* What this task involves: Lines holding the string "хвилину" are the ones to copy; find them all in the data.

====== Data shown

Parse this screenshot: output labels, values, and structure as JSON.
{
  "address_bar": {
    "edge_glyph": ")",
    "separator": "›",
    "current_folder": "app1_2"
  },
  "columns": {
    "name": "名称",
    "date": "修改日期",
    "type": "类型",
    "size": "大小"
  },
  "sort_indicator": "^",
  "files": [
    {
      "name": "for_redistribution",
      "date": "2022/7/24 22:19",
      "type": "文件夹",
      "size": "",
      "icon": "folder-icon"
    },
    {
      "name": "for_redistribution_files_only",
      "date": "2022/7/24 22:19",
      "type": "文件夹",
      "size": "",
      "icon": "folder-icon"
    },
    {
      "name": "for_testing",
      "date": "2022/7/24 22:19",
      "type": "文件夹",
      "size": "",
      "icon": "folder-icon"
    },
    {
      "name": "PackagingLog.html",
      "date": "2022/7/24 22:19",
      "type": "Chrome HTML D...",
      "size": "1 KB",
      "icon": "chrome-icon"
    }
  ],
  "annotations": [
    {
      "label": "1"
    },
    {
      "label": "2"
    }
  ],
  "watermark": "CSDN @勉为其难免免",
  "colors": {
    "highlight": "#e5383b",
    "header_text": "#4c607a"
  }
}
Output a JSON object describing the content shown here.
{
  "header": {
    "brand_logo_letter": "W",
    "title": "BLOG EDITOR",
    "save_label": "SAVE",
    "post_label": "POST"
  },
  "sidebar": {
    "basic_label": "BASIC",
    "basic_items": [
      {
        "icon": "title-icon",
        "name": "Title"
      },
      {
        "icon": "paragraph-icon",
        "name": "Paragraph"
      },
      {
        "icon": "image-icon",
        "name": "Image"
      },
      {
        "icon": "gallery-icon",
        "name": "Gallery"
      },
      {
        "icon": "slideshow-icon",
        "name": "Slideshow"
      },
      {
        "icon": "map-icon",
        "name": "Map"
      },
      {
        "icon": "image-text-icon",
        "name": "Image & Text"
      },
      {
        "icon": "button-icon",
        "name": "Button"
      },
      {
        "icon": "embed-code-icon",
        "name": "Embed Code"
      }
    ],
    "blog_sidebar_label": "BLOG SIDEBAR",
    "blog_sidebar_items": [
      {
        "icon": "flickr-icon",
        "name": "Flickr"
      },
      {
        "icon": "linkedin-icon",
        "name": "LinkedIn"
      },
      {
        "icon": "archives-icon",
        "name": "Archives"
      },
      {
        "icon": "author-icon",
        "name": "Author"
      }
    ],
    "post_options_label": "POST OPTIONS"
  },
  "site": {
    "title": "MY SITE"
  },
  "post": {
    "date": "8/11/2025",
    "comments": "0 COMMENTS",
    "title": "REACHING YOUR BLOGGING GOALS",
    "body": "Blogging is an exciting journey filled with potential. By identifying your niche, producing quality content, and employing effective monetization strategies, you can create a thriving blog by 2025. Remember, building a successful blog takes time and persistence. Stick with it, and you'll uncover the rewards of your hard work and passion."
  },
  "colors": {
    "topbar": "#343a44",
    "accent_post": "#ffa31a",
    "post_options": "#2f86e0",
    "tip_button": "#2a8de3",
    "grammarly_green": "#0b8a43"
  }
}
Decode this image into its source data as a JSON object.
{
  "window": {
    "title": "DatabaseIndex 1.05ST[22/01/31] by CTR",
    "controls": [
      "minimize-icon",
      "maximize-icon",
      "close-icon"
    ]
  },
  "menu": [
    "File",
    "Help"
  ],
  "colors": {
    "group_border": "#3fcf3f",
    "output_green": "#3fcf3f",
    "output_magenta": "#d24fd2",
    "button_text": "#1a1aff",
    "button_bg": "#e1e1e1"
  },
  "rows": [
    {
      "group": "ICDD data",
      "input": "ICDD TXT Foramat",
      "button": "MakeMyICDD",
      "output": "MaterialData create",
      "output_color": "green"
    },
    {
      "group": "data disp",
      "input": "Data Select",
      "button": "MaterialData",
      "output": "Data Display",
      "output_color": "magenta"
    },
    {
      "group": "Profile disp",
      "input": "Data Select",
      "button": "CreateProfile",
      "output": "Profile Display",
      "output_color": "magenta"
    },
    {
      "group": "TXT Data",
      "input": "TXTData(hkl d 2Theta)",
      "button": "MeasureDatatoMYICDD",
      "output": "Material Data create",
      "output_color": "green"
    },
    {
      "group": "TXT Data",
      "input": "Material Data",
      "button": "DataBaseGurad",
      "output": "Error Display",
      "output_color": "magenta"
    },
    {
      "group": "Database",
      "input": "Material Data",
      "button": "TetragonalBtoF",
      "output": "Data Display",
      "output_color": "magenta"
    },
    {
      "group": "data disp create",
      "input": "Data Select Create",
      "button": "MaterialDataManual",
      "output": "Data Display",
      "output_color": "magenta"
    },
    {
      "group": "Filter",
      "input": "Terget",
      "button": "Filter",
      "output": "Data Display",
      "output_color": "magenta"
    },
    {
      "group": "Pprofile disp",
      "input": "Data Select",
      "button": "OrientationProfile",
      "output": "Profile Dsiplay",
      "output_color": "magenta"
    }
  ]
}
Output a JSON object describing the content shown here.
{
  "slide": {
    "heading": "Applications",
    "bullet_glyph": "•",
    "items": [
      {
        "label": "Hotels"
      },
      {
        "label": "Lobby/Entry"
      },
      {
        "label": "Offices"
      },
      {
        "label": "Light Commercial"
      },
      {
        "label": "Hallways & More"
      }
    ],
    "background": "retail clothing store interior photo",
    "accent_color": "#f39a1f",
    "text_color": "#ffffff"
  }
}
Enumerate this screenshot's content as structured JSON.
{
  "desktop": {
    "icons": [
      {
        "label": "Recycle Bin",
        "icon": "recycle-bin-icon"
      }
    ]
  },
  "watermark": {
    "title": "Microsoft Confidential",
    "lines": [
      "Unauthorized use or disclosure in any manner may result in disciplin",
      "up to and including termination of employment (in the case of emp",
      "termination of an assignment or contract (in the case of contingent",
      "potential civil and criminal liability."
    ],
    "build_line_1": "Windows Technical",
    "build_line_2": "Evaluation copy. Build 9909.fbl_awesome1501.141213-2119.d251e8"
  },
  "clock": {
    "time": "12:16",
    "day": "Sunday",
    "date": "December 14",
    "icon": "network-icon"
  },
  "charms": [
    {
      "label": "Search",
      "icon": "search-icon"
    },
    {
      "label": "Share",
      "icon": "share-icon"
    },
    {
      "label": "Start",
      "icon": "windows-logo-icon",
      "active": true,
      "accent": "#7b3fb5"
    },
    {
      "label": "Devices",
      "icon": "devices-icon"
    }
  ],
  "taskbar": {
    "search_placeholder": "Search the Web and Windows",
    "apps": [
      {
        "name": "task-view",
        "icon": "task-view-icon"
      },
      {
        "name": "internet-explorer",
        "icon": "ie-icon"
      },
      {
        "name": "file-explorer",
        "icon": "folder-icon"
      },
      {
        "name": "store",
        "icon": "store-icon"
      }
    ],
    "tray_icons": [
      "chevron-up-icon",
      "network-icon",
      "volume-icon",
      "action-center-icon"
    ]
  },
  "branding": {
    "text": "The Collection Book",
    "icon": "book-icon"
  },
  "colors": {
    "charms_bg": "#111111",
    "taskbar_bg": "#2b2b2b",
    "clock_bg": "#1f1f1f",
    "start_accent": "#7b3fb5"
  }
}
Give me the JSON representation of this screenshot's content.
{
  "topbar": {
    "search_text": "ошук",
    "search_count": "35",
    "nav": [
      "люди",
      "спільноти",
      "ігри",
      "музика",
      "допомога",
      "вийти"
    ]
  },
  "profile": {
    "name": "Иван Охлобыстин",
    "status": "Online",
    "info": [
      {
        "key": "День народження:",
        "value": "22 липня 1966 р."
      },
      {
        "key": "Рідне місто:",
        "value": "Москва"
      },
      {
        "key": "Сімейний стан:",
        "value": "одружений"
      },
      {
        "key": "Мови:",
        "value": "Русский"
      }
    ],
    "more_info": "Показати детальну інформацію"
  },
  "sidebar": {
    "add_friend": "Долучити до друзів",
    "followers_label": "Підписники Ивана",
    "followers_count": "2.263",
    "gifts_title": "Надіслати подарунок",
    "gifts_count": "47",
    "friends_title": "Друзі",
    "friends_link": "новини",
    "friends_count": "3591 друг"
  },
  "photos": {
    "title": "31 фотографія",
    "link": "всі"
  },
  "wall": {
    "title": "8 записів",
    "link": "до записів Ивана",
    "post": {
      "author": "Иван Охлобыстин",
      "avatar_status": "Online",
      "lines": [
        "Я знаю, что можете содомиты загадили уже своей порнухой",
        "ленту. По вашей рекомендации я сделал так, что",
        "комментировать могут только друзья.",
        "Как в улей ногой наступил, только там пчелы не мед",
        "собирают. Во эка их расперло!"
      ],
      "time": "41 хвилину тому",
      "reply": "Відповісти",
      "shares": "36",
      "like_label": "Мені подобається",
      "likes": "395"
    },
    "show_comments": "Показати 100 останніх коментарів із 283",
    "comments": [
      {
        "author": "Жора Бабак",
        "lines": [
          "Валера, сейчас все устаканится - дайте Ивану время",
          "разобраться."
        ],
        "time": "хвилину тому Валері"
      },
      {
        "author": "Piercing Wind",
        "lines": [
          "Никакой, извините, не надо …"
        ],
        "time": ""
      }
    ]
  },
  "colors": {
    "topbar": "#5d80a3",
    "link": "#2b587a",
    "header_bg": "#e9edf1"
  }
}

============

* Exercise output:
      "time": "41 хвилину тому",
        "time": "хвилину тому Валері"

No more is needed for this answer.